↓
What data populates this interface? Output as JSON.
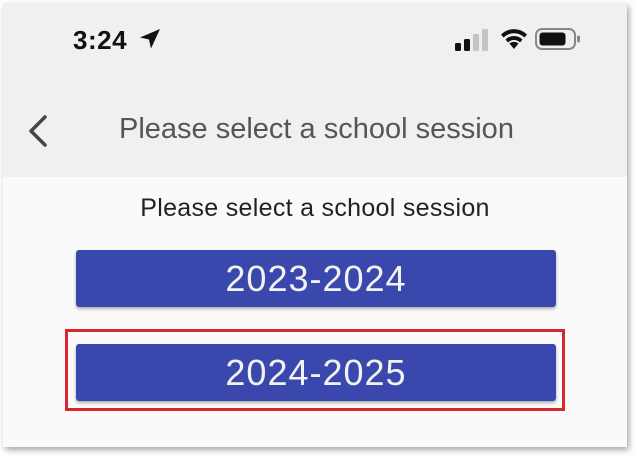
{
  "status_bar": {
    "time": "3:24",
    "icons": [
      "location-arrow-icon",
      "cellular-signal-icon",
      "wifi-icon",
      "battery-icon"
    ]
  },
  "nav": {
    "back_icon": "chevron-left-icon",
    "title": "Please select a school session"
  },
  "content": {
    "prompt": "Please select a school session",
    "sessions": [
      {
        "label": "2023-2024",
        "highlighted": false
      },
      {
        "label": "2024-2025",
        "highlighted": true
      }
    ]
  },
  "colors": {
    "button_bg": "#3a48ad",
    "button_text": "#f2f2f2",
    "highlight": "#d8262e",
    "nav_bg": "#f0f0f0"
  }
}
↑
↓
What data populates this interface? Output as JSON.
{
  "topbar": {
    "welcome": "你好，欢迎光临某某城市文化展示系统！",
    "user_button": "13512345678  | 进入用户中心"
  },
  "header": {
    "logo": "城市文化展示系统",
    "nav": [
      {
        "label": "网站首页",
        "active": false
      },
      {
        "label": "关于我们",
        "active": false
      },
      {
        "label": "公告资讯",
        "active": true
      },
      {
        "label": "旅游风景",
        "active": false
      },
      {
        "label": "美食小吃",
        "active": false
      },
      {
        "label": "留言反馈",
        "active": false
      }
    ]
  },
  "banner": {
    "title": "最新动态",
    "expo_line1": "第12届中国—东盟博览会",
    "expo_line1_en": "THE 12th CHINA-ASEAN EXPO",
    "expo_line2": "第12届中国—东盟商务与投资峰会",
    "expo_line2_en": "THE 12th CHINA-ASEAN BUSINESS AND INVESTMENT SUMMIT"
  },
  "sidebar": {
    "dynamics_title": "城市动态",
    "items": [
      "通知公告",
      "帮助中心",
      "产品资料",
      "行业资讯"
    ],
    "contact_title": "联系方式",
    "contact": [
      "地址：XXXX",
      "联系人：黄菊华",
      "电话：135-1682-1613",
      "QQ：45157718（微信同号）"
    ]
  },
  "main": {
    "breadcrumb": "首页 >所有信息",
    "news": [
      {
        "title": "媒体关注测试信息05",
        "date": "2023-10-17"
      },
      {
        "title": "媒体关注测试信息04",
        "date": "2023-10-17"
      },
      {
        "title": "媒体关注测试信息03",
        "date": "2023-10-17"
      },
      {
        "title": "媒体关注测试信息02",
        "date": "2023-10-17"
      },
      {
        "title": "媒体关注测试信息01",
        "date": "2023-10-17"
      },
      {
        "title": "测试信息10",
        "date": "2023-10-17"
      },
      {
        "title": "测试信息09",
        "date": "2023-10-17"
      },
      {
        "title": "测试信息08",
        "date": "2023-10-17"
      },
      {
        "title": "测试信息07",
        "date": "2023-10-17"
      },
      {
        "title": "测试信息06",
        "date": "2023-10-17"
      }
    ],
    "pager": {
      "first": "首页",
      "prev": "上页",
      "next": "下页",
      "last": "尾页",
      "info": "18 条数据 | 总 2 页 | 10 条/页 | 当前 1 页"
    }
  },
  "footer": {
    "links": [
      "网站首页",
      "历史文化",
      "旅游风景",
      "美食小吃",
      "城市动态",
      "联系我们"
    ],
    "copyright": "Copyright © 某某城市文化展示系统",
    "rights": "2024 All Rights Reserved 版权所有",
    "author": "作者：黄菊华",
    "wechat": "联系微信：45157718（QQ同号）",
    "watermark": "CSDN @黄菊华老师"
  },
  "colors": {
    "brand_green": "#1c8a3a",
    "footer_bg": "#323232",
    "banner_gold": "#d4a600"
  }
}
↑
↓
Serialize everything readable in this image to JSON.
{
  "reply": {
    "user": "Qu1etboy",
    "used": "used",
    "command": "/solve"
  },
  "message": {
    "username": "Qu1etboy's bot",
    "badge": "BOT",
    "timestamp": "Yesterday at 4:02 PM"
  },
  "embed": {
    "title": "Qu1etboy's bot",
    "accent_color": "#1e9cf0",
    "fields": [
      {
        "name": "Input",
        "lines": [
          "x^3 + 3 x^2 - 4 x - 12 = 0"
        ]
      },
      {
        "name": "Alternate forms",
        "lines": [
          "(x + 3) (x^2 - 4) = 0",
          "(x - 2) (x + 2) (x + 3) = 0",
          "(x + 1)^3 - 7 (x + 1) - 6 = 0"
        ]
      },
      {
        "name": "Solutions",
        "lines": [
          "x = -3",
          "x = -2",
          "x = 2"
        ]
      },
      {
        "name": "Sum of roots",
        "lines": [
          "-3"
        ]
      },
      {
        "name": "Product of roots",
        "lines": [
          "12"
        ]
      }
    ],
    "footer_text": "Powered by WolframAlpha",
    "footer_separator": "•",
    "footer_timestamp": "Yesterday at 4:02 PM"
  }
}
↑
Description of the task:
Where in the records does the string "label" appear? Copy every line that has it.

Your solution:
        "label": "2023-2024",
        "label": "2024-2025",
        "label": "网站首页",
        "label": "关于我们",
        "label": "公告资讯",
        "label": "旅游风景",
        "label": "美食小吃",
        "label": "留言反馈",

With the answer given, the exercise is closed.